Dating delft blue
"I come across questionable pieces daily, but if you learn these ways of ways of distinguishing porcelain you should be able to pick out 9 of 10 fakes." More ANTIQUES ROADSHOW Tips from the Pottery & Porcelain category: Firing Miss Daisy: What Happened at Wedgwood? (Portland, 2005) Fanciful Figurines Detecting Fabergé Fakes Dennis Gaffney is a freelance writer in Albany, New York.(Houston, 2006) Next of Kiln: The Overbeck Sisters (Houston, 2006) What's the Word: Garniture? He has been a regular contributor to ANTIQUES ROADSHOW Online since 1998.A porcelain piece decorated with a dragon was probably made by potters in China or elsewhere in Asia.Landscape scenes did not become a widespread decorative feature on ceramics in general before the 17th century.
English tin-glazed pottery was called "galleyware" and its makers "gallypotters" until the early 18th century; it was given the name delftware after the tin-glazed pottery from the Netherlands, which it often copied, but "delftware" is not usually capitalized.
The bumpy feel on the base of this porcelain vase is called "orange peel" and is indicative of late 18th-century Chinese export porcelain.
Called under-glazed blue-and-white porcelain, it has been made for a thousand years in China and for hundreds of years in other parts of the world, including Holland, England and the Middle East.
In porcelain, the clay fuses and produces a smooth surface even where it's chipped.

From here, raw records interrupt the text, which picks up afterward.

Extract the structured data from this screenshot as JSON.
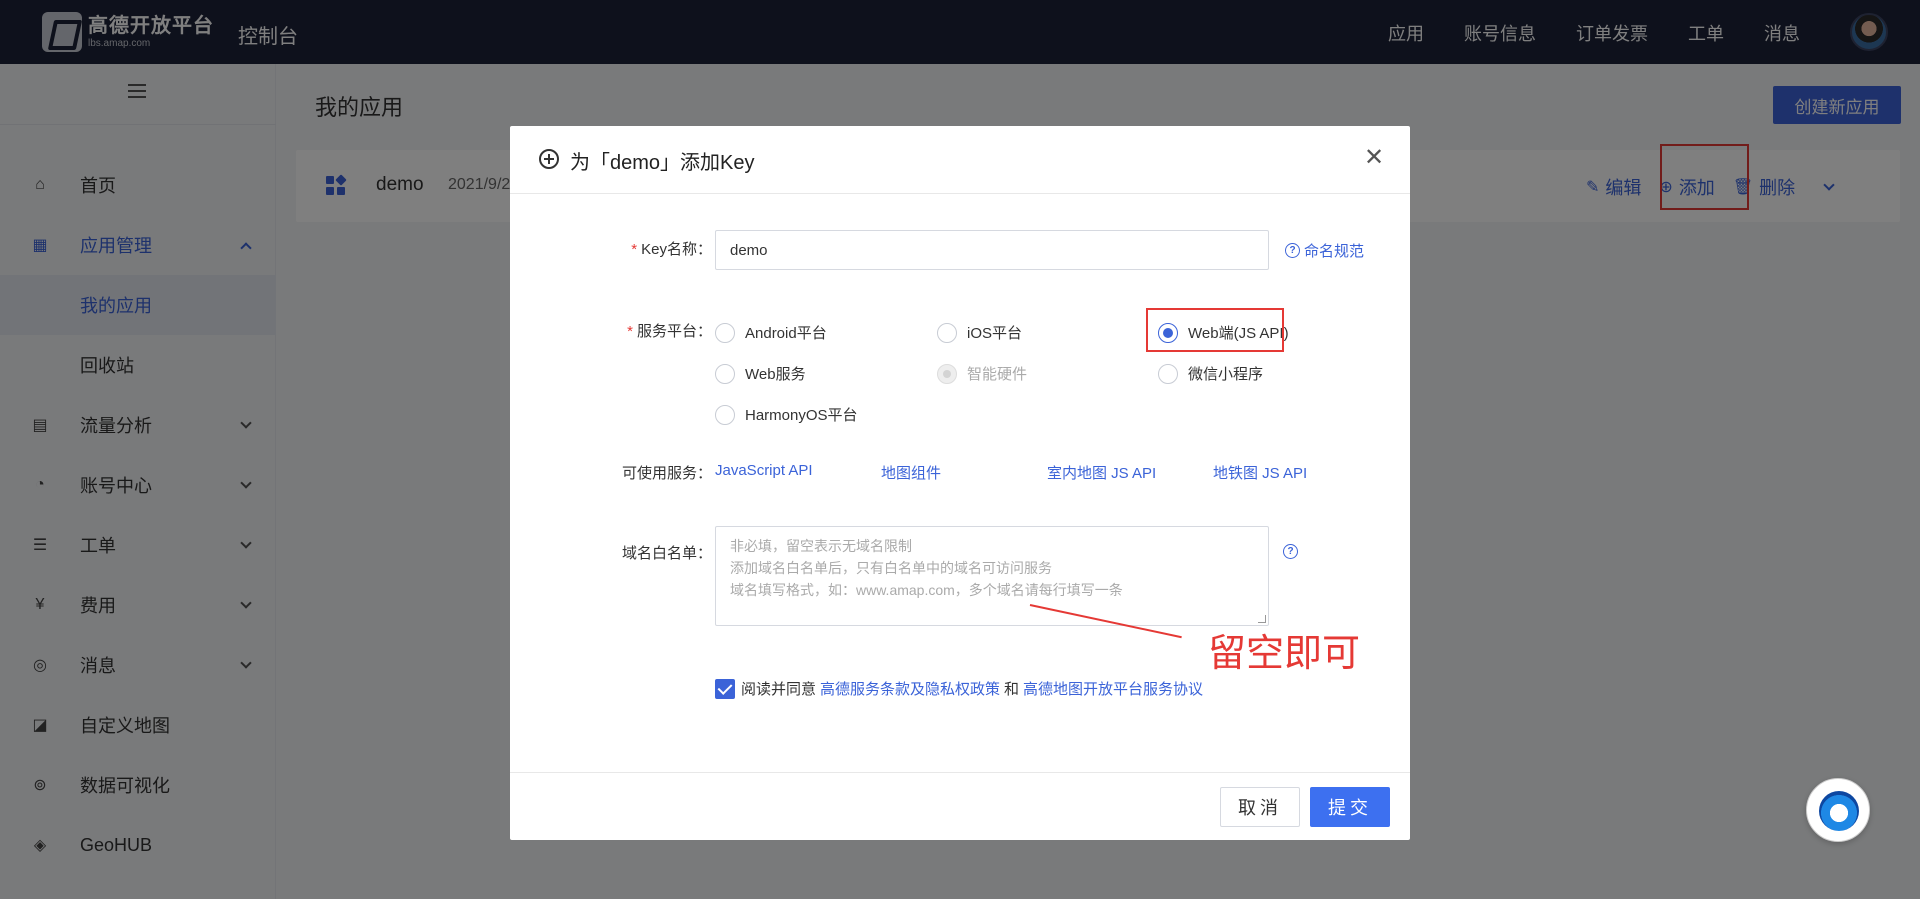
{
  "topbar": {
    "logo_main": "高德开放平台",
    "logo_sub": "lbs.amap.com",
    "console": "控制台",
    "nav": [
      "应用",
      "账号信息",
      "订单发票",
      "工单",
      "消息"
    ]
  },
  "sidebar": {
    "items": [
      {
        "label": "首页",
        "icon": "home-icon"
      },
      {
        "label": "应用管理",
        "icon": "grid-icon"
      },
      {
        "label": "我的应用"
      },
      {
        "label": "回收站"
      },
      {
        "label": "流量分析",
        "icon": "chart-icon"
      },
      {
        "label": "账号中心",
        "icon": "user-icon"
      },
      {
        "label": "工单",
        "icon": "ticket-icon"
      },
      {
        "label": "费用",
        "icon": "fee-icon"
      },
      {
        "label": "消息",
        "icon": "message-icon"
      },
      {
        "label": "自定义地图",
        "icon": "map-icon"
      },
      {
        "label": "数据可视化",
        "icon": "visual-icon"
      },
      {
        "label": "GeoHUB",
        "icon": "layers-icon"
      }
    ]
  },
  "main": {
    "title": "我的应用",
    "create_button": "创建新应用",
    "app": {
      "name": "demo",
      "date": "2021/9/2",
      "actions": {
        "edit": "编辑",
        "add": "添加",
        "delete": "删除"
      }
    }
  },
  "modal": {
    "title": "为「demo」添加Key",
    "key_label": "Key名称：",
    "key_value": "demo",
    "naming_link": "命名规范",
    "platform_label": "服务平台：",
    "platforms": [
      "Android平台",
      "iOS平台",
      "Web端(JS API)",
      "Web服务",
      "智能硬件",
      "微信小程序",
      "HarmonyOS平台"
    ],
    "selected_platform": "Web端(JS API)",
    "services_label": "可使用服务：",
    "services": [
      "JavaScript API",
      "地图组件",
      "室内地图 JS API",
      "地铁图 JS API"
    ],
    "whitelist_label": "域名白名单：",
    "whitelist_placeholder": [
      "非必填，留空表示无域名限制",
      "添加域名白名单后，只有白名单中的域名可访问服务",
      "域名填写格式，如：www.amap.com，多个域名请每行填写一条"
    ],
    "annotation": "留空即可",
    "agree_prefix": "阅读并同意",
    "agree_link1": "高德服务条款及隐私权政策",
    "agree_and": "和",
    "agree_link2": "高德地图开放平台服务协议",
    "cancel": "取消",
    "submit": "提交"
  },
  "colors": {
    "primary": "#3b63d8",
    "annotation": "#e53935",
    "topbar": "#1c2238"
  }
}
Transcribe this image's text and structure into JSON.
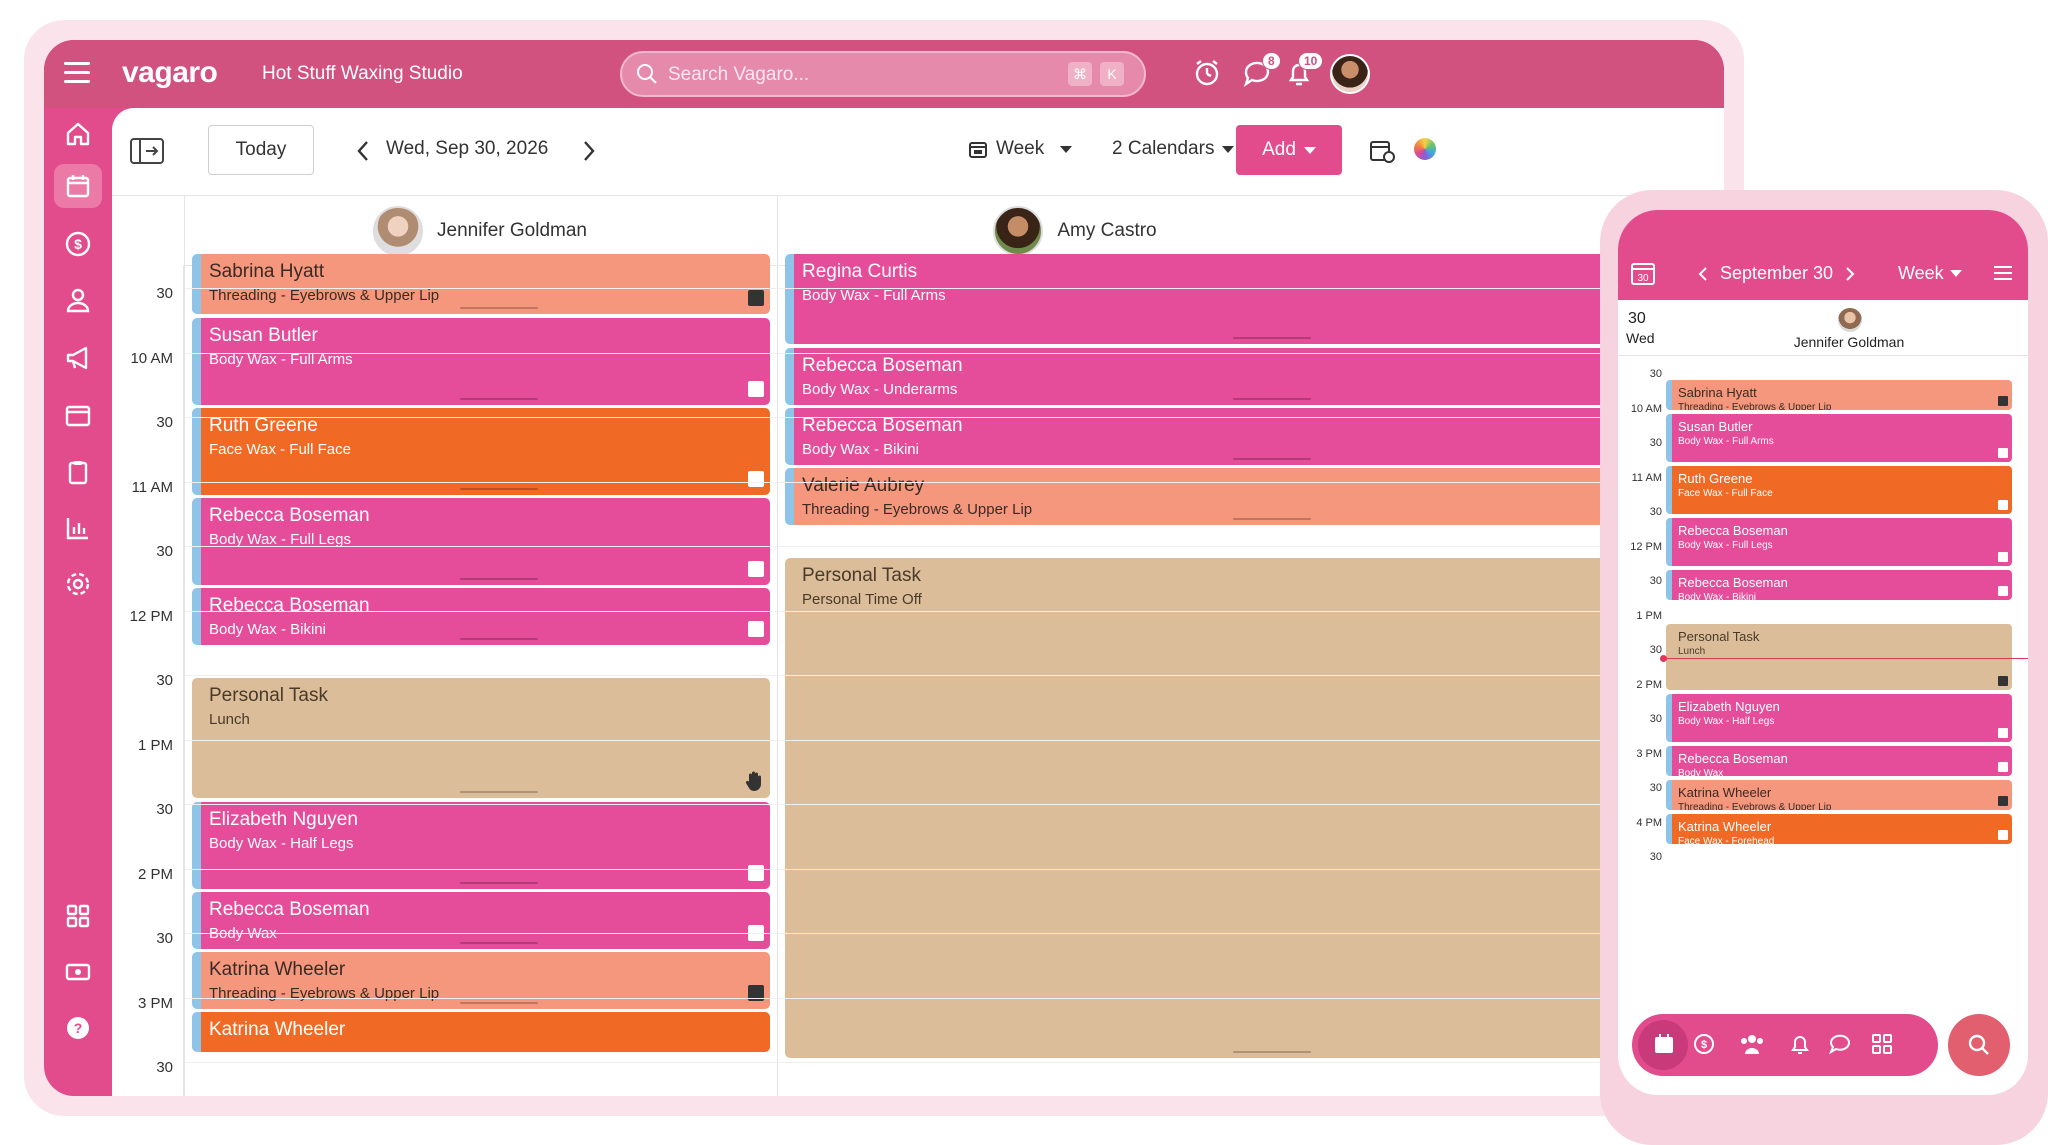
{
  "app": {
    "logo": "vagaro",
    "studio": "Hot Stuff Waxing Studio",
    "search_placeholder": "Search Vagaro...",
    "kbd_cmd": "⌘",
    "kbd_k": "K",
    "chat_badge": "8",
    "notif_badge": "10"
  },
  "toolbar": {
    "today": "Today",
    "date": "Wed, Sep 30, 2026",
    "view": "Week",
    "calendars": "2 Calendars",
    "add": "Add"
  },
  "staff": [
    {
      "name": "Jennifer Goldman"
    },
    {
      "name": "Amy Castro"
    }
  ],
  "time_labels": [
    "30",
    "10 AM",
    "30",
    "11 AM",
    "30",
    "12 PM",
    "30",
    "1 PM",
    "30",
    "2 PM",
    "30",
    "3 PM",
    "30"
  ],
  "col1": [
    {
      "name": "Sabrina Hyatt",
      "service": "Threading - Eyebrows & Upper Lip"
    },
    {
      "name": "Susan Butler",
      "service": "Body Wax - Full Arms"
    },
    {
      "name": "Ruth Greene",
      "service": "Face Wax - Full Face"
    },
    {
      "name": "Rebecca Boseman",
      "service": "Body Wax - Full Legs"
    },
    {
      "name": "Rebecca Boseman",
      "service": "Body Wax - Bikini"
    },
    {
      "name": "Personal Task",
      "service": "Lunch"
    },
    {
      "name": "Elizabeth Nguyen",
      "service": "Body Wax - Half Legs"
    },
    {
      "name": "Rebecca Boseman",
      "service": "Body Wax"
    },
    {
      "name": "Katrina Wheeler",
      "service": "Threading - Eyebrows & Upper Lip"
    },
    {
      "name": "Katrina Wheeler",
      "service": ""
    }
  ],
  "col2": [
    {
      "name": "Regina Curtis",
      "service": "Body Wax - Full Arms"
    },
    {
      "name": "Rebecca Boseman",
      "service": "Body Wax - Underarms"
    },
    {
      "name": "Rebecca Boseman",
      "service": "Body Wax - Bikini"
    },
    {
      "name": "Valerie Aubrey",
      "service": "Threading - Eyebrows & Upper Lip"
    },
    {
      "name": "Personal Task",
      "service": "Personal Time Off"
    }
  ],
  "phone": {
    "month": "September 30",
    "view": "Week",
    "cal_day": "30",
    "day": "30",
    "dow": "Wed",
    "staff": "Jennifer Goldman",
    "time_labels": [
      "30",
      "10 AM",
      "30",
      "11 AM",
      "30",
      "12 PM",
      "30",
      "1 PM",
      "30",
      "2 PM",
      "30",
      "3 PM",
      "30",
      "4 PM",
      "30"
    ],
    "appts": [
      {
        "name": "Sabrina Hyatt",
        "service": "Threading - Eyebrows & Upper Lip"
      },
      {
        "name": "Susan Butler",
        "service": "Body Wax - Full Arms"
      },
      {
        "name": "Ruth Greene",
        "service": "Face Wax - Full Face"
      },
      {
        "name": "Rebecca Boseman",
        "service": "Body Wax - Full Legs"
      },
      {
        "name": "Rebecca Boseman",
        "service": "Body Wax - Bikini"
      },
      {
        "name": "Personal Task",
        "service": "Lunch"
      },
      {
        "name": "Elizabeth Nguyen",
        "service": "Body Wax - Half Legs"
      },
      {
        "name": "Rebecca Boseman",
        "service": "Body Wax"
      },
      {
        "name": "Katrina Wheeler",
        "service": "Threading - Eyebrows & Upper Lip"
      },
      {
        "name": "Katrina Wheeler",
        "service": "Face Wax - Forehead"
      }
    ]
  },
  "colors": {
    "brand": "#e24b8c",
    "pink": "#e54c9a",
    "salmon": "#f5977c",
    "orange": "#f06a25",
    "tan": "#dcbd99"
  }
}
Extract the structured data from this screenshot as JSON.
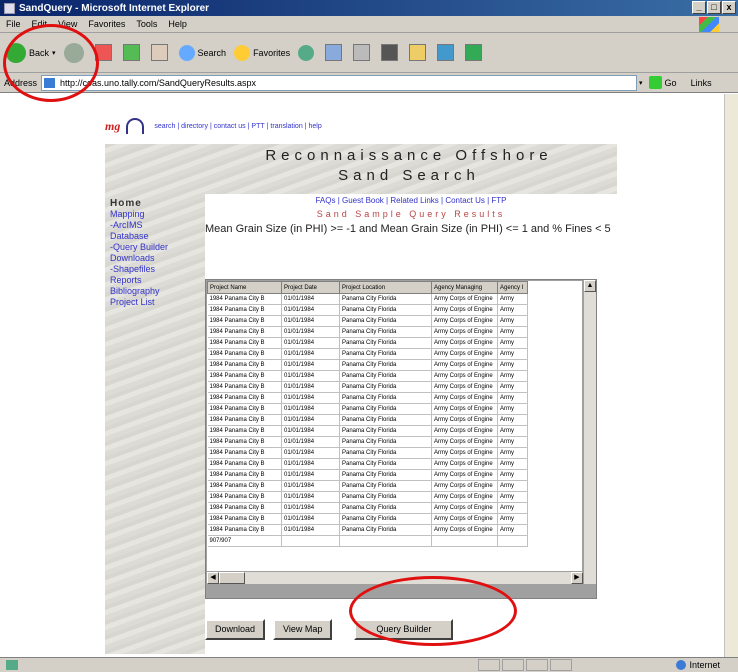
{
  "window": {
    "title": "SandQuery - Microsoft Internet Explorer",
    "min": "_",
    "max": "□",
    "close": "x"
  },
  "menu": [
    "File",
    "Edit",
    "View",
    "Favorites",
    "Tools",
    "Help"
  ],
  "toolbar": {
    "back": "Back",
    "search": "Search",
    "favorites": "Favorites"
  },
  "address": {
    "label": "Address",
    "url": "http://coas.uno.tally.com/SandQueryResults.aspx",
    "go": "Go",
    "links": "Links"
  },
  "header": {
    "logo": "mg",
    "links": [
      "search",
      "directory",
      "contact us",
      "PTT",
      "translation",
      "help"
    ]
  },
  "banner": {
    "line1": "Reconnaissance Offshore",
    "line2": "Sand Search"
  },
  "sidebar": {
    "home": "Home",
    "items": [
      "Mapping",
      "-ArcIMS",
      "Database",
      "-Query Builder",
      "Downloads",
      "-Shapefiles",
      "Reports",
      "Bibliography",
      "Project List"
    ]
  },
  "panel": {
    "quick_links": "FAQs | Guest Book | Related Links | Contact Us | FTP",
    "subtitle": "Sand Sample Query Results",
    "query": "Mean Grain Size (in PHI) >= -1 and Mean Grain Size (in PHI) <= 1 and % Fines < 5"
  },
  "grid": {
    "columns": [
      "Project Name",
      "Project Date",
      "Project Location",
      "Agency Managing",
      "Agency I"
    ],
    "rows": [
      [
        "1984 Panama City B",
        "01/01/1984",
        "Panama City Florida",
        "Army Corps of Engine",
        "Army"
      ],
      [
        "1984 Panama City B",
        "01/01/1984",
        "Panama City Florida",
        "Army Corps of Engine",
        "Army"
      ],
      [
        "1984 Panama City B",
        "01/01/1984",
        "Panama City Florida",
        "Army Corps of Engine",
        "Army"
      ],
      [
        "1984 Panama City B",
        "01/01/1984",
        "Panama City Florida",
        "Army Corps of Engine",
        "Army"
      ],
      [
        "1984 Panama City B",
        "01/01/1984",
        "Panama City Florida",
        "Army Corps of Engine",
        "Army"
      ],
      [
        "1984 Panama City B",
        "01/01/1984",
        "Panama City Florida",
        "Army Corps of Engine",
        "Army"
      ],
      [
        "1984 Panama City B",
        "01/01/1984",
        "Panama City Florida",
        "Army Corps of Engine",
        "Army"
      ],
      [
        "1984 Panama City B",
        "01/01/1984",
        "Panama City Florida",
        "Army Corps of Engine",
        "Army"
      ],
      [
        "1984 Panama City B",
        "01/01/1984",
        "Panama City Florida",
        "Army Corps of Engine",
        "Army"
      ],
      [
        "1984 Panama City B",
        "01/01/1984",
        "Panama City Florida",
        "Army Corps of Engine",
        "Army"
      ],
      [
        "1984 Panama City B",
        "01/01/1984",
        "Panama City Florida",
        "Army Corps of Engine",
        "Army"
      ],
      [
        "1984 Panama City B",
        "01/01/1984",
        "Panama City Florida",
        "Army Corps of Engine",
        "Army"
      ],
      [
        "1984 Panama City B",
        "01/01/1984",
        "Panama City Florida",
        "Army Corps of Engine",
        "Army"
      ],
      [
        "1984 Panama City B",
        "01/01/1984",
        "Panama City Florida",
        "Army Corps of Engine",
        "Army"
      ],
      [
        "1984 Panama City B",
        "01/01/1984",
        "Panama City Florida",
        "Army Corps of Engine",
        "Army"
      ],
      [
        "1984 Panama City B",
        "01/01/1984",
        "Panama City Florida",
        "Army Corps of Engine",
        "Army"
      ],
      [
        "1984 Panama City B",
        "01/01/1984",
        "Panama City Florida",
        "Army Corps of Engine",
        "Army"
      ],
      [
        "1984 Panama City B",
        "01/01/1984",
        "Panama City Florida",
        "Army Corps of Engine",
        "Army"
      ],
      [
        "1984 Panama City B",
        "01/01/1984",
        "Panama City Florida",
        "Army Corps of Engine",
        "Army"
      ],
      [
        "1984 Panama City B",
        "01/01/1984",
        "Panama City Florida",
        "Army Corps of Engine",
        "Army"
      ],
      [
        "1984 Panama City B",
        "01/01/1984",
        "Panama City Florida",
        "Army Corps of Engine",
        "Army"
      ],
      [
        "1984 Panama City B",
        "01/01/1984",
        "Panama City Florida",
        "Army Corps of Engine",
        "Army"
      ]
    ],
    "footer": "907/907"
  },
  "buttons": {
    "download": "Download",
    "view_map": "View Map",
    "query_builder": "Query Builder"
  },
  "status": {
    "zone": "Internet"
  },
  "colors": {
    "annotation": "#e01010",
    "title_bar": "#0a246a",
    "link": "#3333cc"
  }
}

"If a chip shows a grainy surface that is not fused together then it probably is not porcelain and did not come from Asia," Lark says.